##### Given records

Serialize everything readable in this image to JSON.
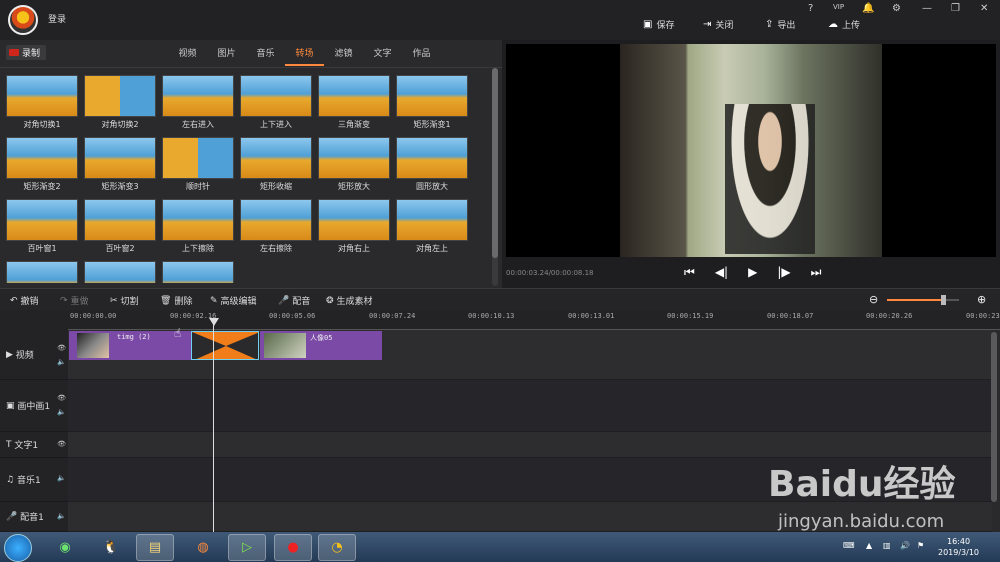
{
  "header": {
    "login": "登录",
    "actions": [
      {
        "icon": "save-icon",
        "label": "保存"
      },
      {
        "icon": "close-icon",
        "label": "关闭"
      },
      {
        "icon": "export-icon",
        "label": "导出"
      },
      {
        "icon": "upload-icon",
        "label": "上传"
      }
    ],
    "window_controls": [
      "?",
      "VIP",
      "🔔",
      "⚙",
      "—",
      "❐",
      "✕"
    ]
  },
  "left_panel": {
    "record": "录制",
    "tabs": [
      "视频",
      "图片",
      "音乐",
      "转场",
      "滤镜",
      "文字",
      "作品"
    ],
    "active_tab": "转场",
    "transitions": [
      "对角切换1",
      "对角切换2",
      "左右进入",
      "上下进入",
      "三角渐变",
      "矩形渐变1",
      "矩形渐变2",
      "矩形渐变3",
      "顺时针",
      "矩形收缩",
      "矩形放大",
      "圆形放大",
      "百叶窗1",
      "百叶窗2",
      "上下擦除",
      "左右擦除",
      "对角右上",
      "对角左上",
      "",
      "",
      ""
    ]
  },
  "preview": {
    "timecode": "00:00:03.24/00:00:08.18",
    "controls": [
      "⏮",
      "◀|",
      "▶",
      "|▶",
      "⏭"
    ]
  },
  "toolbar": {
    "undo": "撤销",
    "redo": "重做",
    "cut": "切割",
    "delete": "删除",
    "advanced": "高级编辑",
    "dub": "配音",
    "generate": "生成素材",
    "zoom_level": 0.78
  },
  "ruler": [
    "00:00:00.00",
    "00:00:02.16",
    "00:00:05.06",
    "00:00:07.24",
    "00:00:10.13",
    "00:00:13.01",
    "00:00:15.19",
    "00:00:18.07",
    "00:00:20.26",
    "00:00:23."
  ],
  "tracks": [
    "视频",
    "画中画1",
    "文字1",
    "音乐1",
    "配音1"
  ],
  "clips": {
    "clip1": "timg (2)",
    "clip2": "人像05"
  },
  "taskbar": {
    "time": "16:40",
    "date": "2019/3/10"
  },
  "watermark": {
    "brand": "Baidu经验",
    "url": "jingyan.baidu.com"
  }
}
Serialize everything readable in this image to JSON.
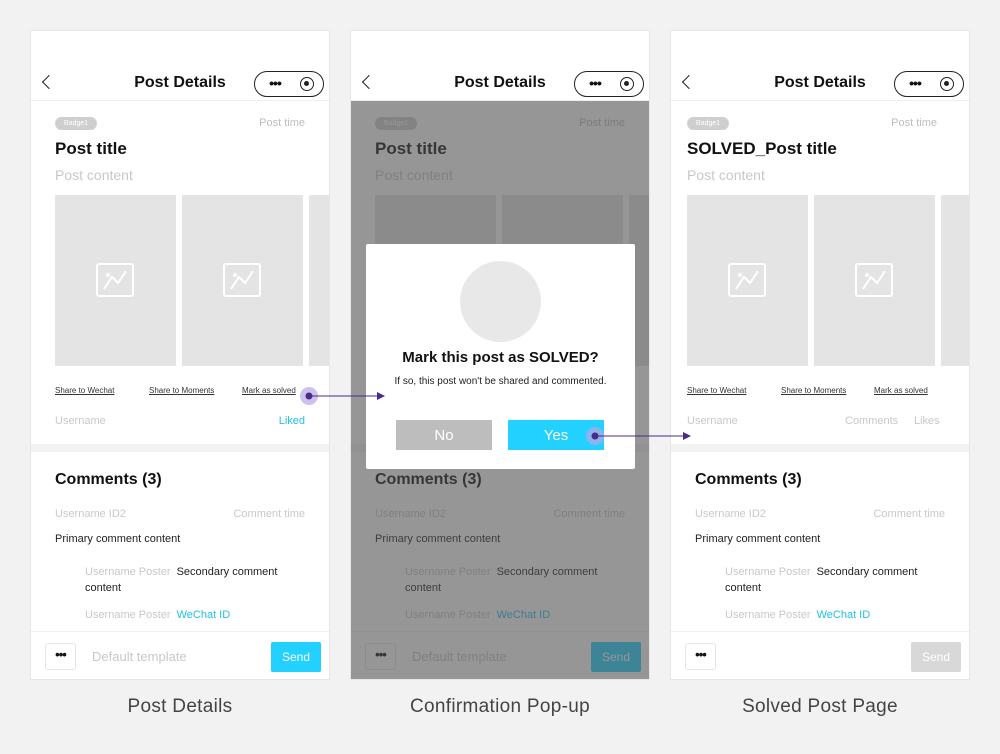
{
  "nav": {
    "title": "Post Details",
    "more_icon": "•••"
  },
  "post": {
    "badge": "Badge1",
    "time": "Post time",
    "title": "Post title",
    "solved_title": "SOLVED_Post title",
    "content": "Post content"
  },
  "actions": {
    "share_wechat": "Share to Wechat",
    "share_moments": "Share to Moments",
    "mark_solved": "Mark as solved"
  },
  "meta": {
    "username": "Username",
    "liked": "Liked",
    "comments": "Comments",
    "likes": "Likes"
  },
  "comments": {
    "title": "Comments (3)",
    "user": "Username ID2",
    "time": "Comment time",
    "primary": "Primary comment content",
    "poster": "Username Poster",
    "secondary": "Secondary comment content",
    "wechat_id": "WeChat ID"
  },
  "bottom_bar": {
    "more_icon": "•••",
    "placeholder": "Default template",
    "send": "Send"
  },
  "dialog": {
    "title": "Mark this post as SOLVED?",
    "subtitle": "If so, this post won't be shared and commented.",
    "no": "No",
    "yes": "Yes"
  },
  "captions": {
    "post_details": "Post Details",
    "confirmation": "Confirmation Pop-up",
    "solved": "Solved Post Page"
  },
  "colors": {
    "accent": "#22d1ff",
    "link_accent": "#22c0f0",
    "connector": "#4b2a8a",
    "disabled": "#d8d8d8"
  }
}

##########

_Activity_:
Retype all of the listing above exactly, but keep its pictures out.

_Completed exercise_:
Serialize everything readable in this image to JSON.
{
  "header": {
    "login": "登录",
    "actions": [
      {
        "icon": "save-icon",
        "label": "保存"
      },
      {
        "icon": "close-icon",
        "label": "关闭"
      },
      {
        "icon": "export-icon",
        "label": "导出"
      },
      {
        "icon": "upload-icon",
        "label": "上传"
      }
    ],
    "window_controls": [
      "?",
      "VIP",
      "🔔",
      "⚙",
      "—",
      "❐",
      "✕"
    ]
  },
  "left_panel": {
    "record": "录制",
    "tabs": [
      "视频",
      "图片",
      "音乐",
      "转场",
      "滤镜",
      "文字",
      "作品"
    ],
    "active_tab": "转场",
    "transitions": [
      "对角切换1",
      "对角切换2",
      "左右进入",
      "上下进入",
      "三角渐变",
      "矩形渐变1",
      "矩形渐变2",
      "矩形渐变3",
      "顺时针",
      "矩形收缩",
      "矩形放大",
      "圆形放大",
      "百叶窗1",
      "百叶窗2",
      "上下擦除",
      "左右擦除",
      "对角右上",
      "对角左上",
      "",
      "",
      ""
    ]
  },
  "preview": {
    "timecode": "00:00:03.24/00:00:08.18",
    "controls": [
      "⏮",
      "◀|",
      "▶",
      "|▶",
      "⏭"
    ]
  },
  "toolbar": {
    "undo": "撤销",
    "redo": "重做",
    "cut": "切割",
    "delete": "删除",
    "advanced": "高级编辑",
    "dub": "配音",
    "generate": "生成素材",
    "zoom_level": 0.78
  },
  "ruler": [
    "00:00:00.00",
    "00:00:02.16",
    "00:00:05.06",
    "00:00:07.24",
    "00:00:10.13",
    "00:00:13.01",
    "00:00:15.19",
    "00:00:18.07",
    "00:00:20.26",
    "00:00:23."
  ],
  "tracks": [
    "视频",
    "画中画1",
    "文字1",
    "音乐1",
    "配音1"
  ],
  "clips": {
    "clip1": "timg (2)",
    "clip2": "人像05"
  },
  "taskbar": {
    "time": "16:40",
    "date": "2019/3/10"
  },
  "watermark": {
    "brand": "Baidu经验",
    "url": "jingyan.baidu.com"
  }
}
Serialize everything readable in this image to JSON.
{
  "nav": {
    "title": "Post Details",
    "more_icon": "•••"
  },
  "post": {
    "badge": "Badge1",
    "time": "Post time",
    "title": "Post title",
    "solved_title": "SOLVED_Post title",
    "content": "Post content"
  },
  "actions": {
    "share_wechat": "Share to Wechat",
    "share_moments": "Share to Moments",
    "mark_solved": "Mark as solved"
  },
  "meta": {
    "username": "Username",
    "liked": "Liked",
    "comments": "Comments",
    "likes": "Likes"
  },
  "comments": {
    "title": "Comments (3)",
    "user": "Username ID2",
    "time": "Comment time",
    "primary": "Primary comment content",
    "poster": "Username Poster",
    "secondary": "Secondary comment content",
    "wechat_id": "WeChat ID"
  },
  "bottom_bar": {
    "more_icon": "•••",
    "placeholder": "Default template",
    "send": "Send"
  },
  "dialog": {
    "title": "Mark this post as SOLVED?",
    "subtitle": "If so, this post won't be shared and commented.",
    "no": "No",
    "yes": "Yes"
  },
  "captions": {
    "post_details": "Post Details",
    "confirmation": "Confirmation Pop-up",
    "solved": "Solved Post Page"
  },
  "colors": {
    "accent": "#22d1ff",
    "link_accent": "#22c0f0",
    "connector": "#4b2a8a",
    "disabled": "#d8d8d8"
  }
}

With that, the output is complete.